If you’re ‘on’ all the time, how do you switch ‘off’?
On weekends, I regularly sing jazz, R&B, soul, pop in pubs or cocktail bars - all accompanied by my regular guitarist. But after a long day's work, I switch off by watching repeat episodes of Friends.
Did you expect you would be in the Forbes 30 under 30?
I didn’t expect it, but it was a goal for me to measure my success against. I wanted to get into the 30 under 30. Once I achieved that, I was allowed to move on to something new. I also didn't actually know I had even been nominated – my co-founder had done that.
What is your spot on the horizon?
We’re currently working on partnerships – large companies that want to refer their customers to us or offer white labelling, reselling our platform. We already have quite a few customers. For instance, I’m really proud that we have Hiscox as a partner – it’s a major insurance company and market leader in cyber insurance. Once all that’s in place, Chris and I want to sell Naq. After that, I’d prefer to return to children's rights where my passion still lies. I’d like to keep doing meaningful work.

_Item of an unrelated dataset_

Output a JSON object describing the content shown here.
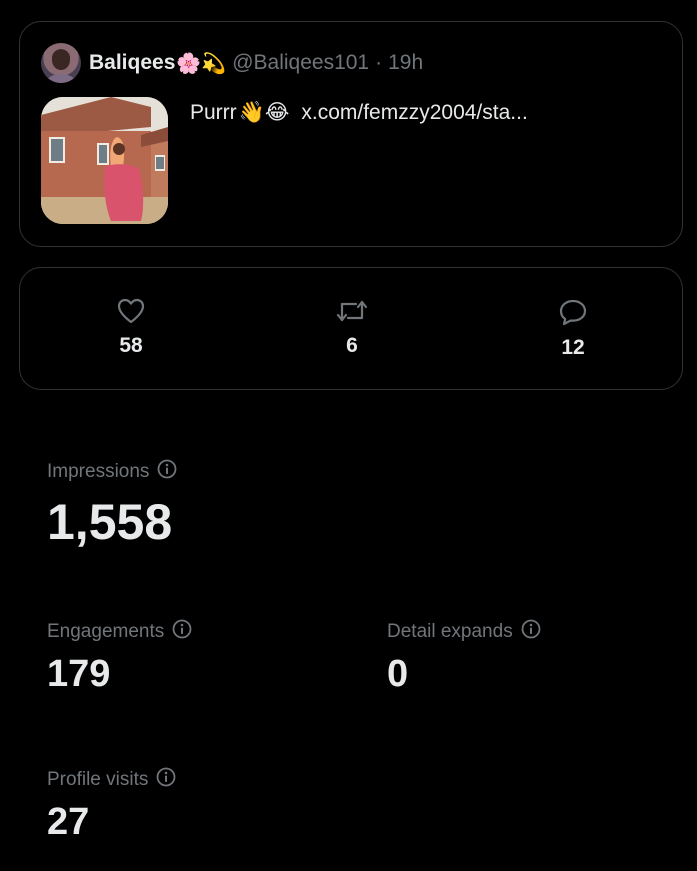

Your law degree will certainly help if you want to return to children’s rights. But did your background in law also help with your startup?
It’s helped enormously! When establishing a startup, you have to deal with contracts and non-disclosure agreements. You have far more knowledge about how to deal with these kind of matters. Some people say you should never be your own advisor, but with a startup you often can’t afford an external lawyer. So it helps if you understand everything yourself. It also helped me in acquiring investors and customers. Of course, I had no entrepreneurial experience and was very young, but those few years working as a GDPR lawyer certainly helped in coming across convincingly at such meetings.
What’s your advice for current students?
That you always have a choice – nothing is set in stone. And remember, the status and development of technology is moving even faster than any development in law. Today's students can take advantage of that. There’s great freedom to develop new products and be ahead of your time – all the more so in the legal world where everything is still processed almost manually and on paper, just think of all those big law books. The work of a lawyer is still all about gathering and applying knowledge. Just look at the advent of ChatGPT, which can very easily replace this kind of work. So it's clear that especially within the legal field, many changes are needed. Artificial Intelligence is also already increasingly being used to automate contracts, for example. So dare to take the non-traditional path! Look at me, I won a Most Inspiring Women in Cyber 2022 award, as well as being included on the Forbes list 30 under 30 with my international law degree. Believe me, as a lawyer working on the Zuidas, you’ll soon be replaced by AI.